Homework Helper
It was you the teacher was challenging, not us! There are a number of different ways to do these problems ranging from looking up standard formulas to using Calculus as CompuChip suggests.

For 1): you can slice the tetrahedron horizontally into pieces of height dz. Then each piece will again be an equilateral triangle whose sides decrease from a at z = 0 to 0 at z = h.

For 2): you can slice the intersection of the spheres into circles of thickness $d\theta$ whose radius $r(\theta)$ increases from $r(\theta = -\pi / 2) = 0$ to $r(\theta = 0) = r$ (see attachment) and you can use some fancy trig work to find the expression for r(theta).

I'm sorry but I don't exactly get it. I'm really having a hard time in Calculus right now.

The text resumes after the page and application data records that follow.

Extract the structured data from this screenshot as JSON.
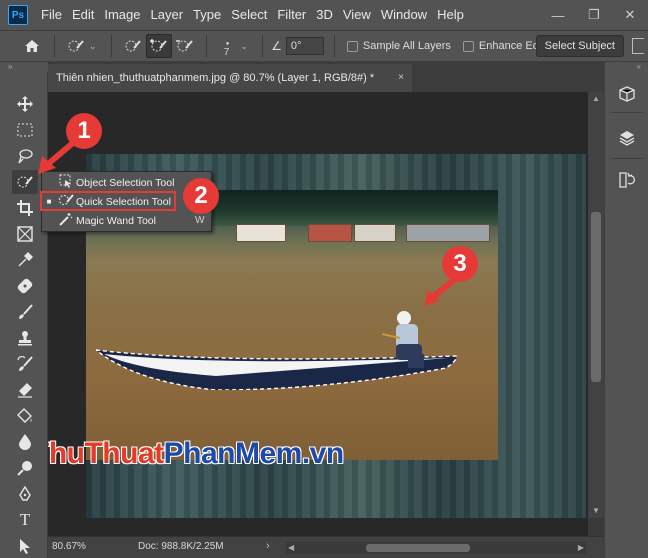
{
  "app": {
    "logo": "Ps",
    "menu": [
      "File",
      "Edit",
      "Image",
      "Layer",
      "Type",
      "Select",
      "Filter",
      "3D",
      "View",
      "Window",
      "Help"
    ],
    "window_controls": [
      "minimize",
      "maximize",
      "close"
    ]
  },
  "options": {
    "brush_size": "7",
    "angle": "0°",
    "sample_all_layers": "Sample All Layers",
    "enhance_edge": "Enhance Edge",
    "select_subject": "Select Subject"
  },
  "document": {
    "tab_title": "Thiên nhien_thuthuatphanmem.jpg @ 80.7% (Layer 1, RGB/8#) *",
    "close": "×"
  },
  "flyout": {
    "items": [
      {
        "label": "Object Selection Tool",
        "key": "",
        "icon": "object-selection-icon"
      },
      {
        "label": "Quick Selection Tool",
        "key": "",
        "icon": "quick-selection-icon",
        "active": true
      },
      {
        "label": "Magic Wand Tool",
        "key": "W",
        "icon": "magic-wand-icon"
      }
    ]
  },
  "annotations": {
    "step1": "1",
    "step2": "2",
    "step3": "3",
    "color": "#e53a36"
  },
  "watermark": {
    "part1": "ThuThuat",
    "part2": "PhanMem",
    "part3": ".vn"
  },
  "status": {
    "zoom": "80.67%",
    "doc": "Doc: 988.8K/2.25M",
    "arrow": "›"
  },
  "toolbar_icons": [
    "move-icon",
    "marquee-icon",
    "lasso-icon",
    "quick-selection-icon",
    "crop-icon",
    "frame-icon",
    "eyedropper-icon",
    "healing-brush-icon",
    "brush-icon",
    "clone-stamp-icon",
    "history-brush-icon",
    "eraser-icon",
    "paint-bucket-icon",
    "blur-icon",
    "dodge-icon",
    "pen-icon",
    "type-icon",
    "path-selection-icon"
  ],
  "right_panel_icons": [
    "3d-icon",
    "layers-icon",
    "history-icon"
  ]
}
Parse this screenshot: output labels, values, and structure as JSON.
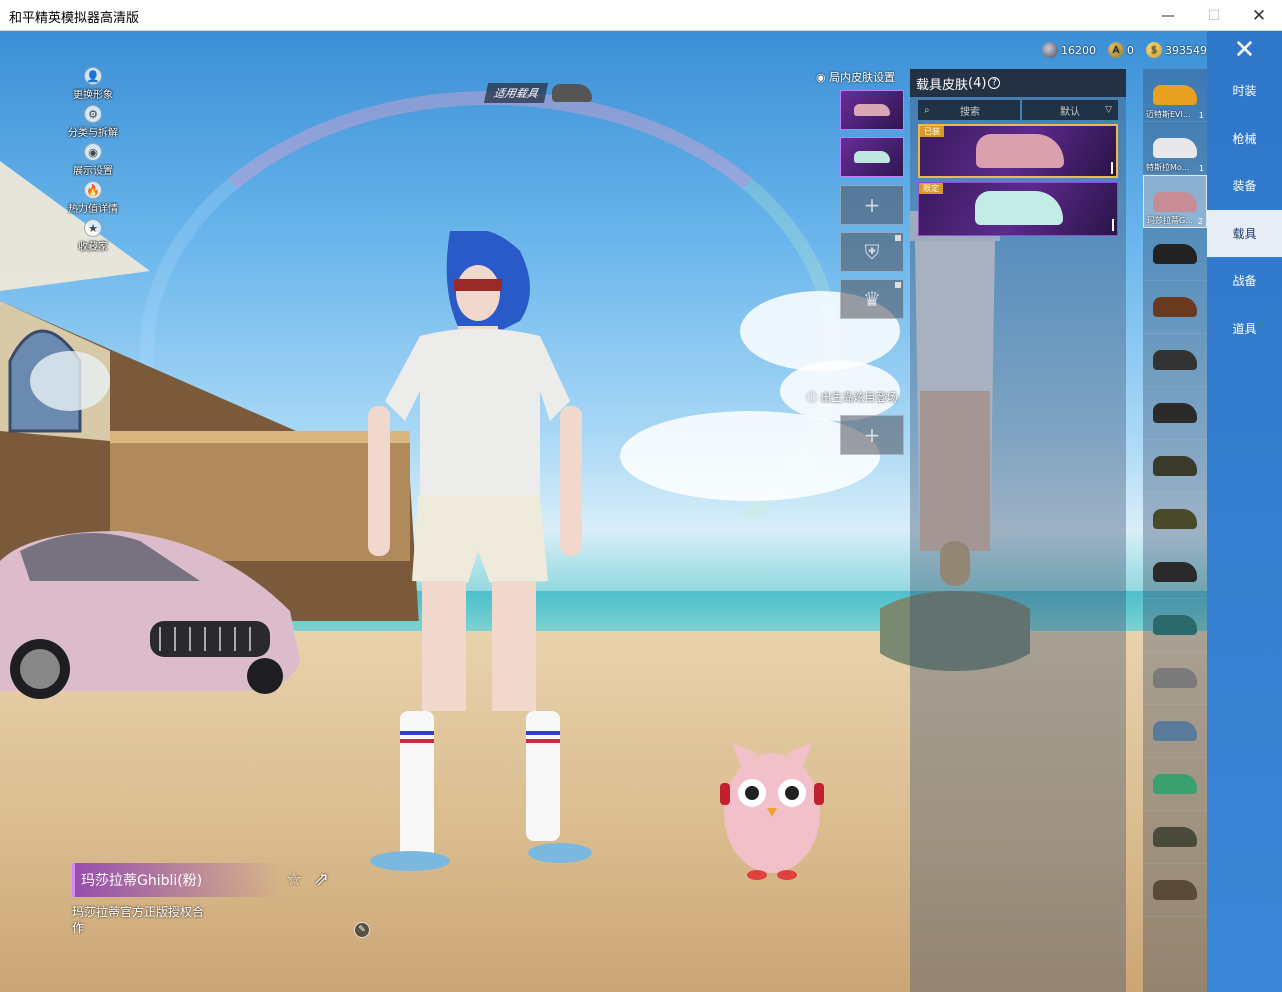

For #1, what is dz? Just a representation for height? and I can't picture properly the tetrahedron I need to slice.

For #2, I really don't get it. I'm sorry.

I hope you'll still explain it to me.

I got the 1st one already. Only #2 left.

CompuChip
The volume of the little circular disc (actually, it's a cylinder with radius r and thickness dtheta) that I drew is $\pi r^2 \, d\theta$. Of course you'll have to express r as a function of theta before you do the integration (and find the appropriate limits for theta).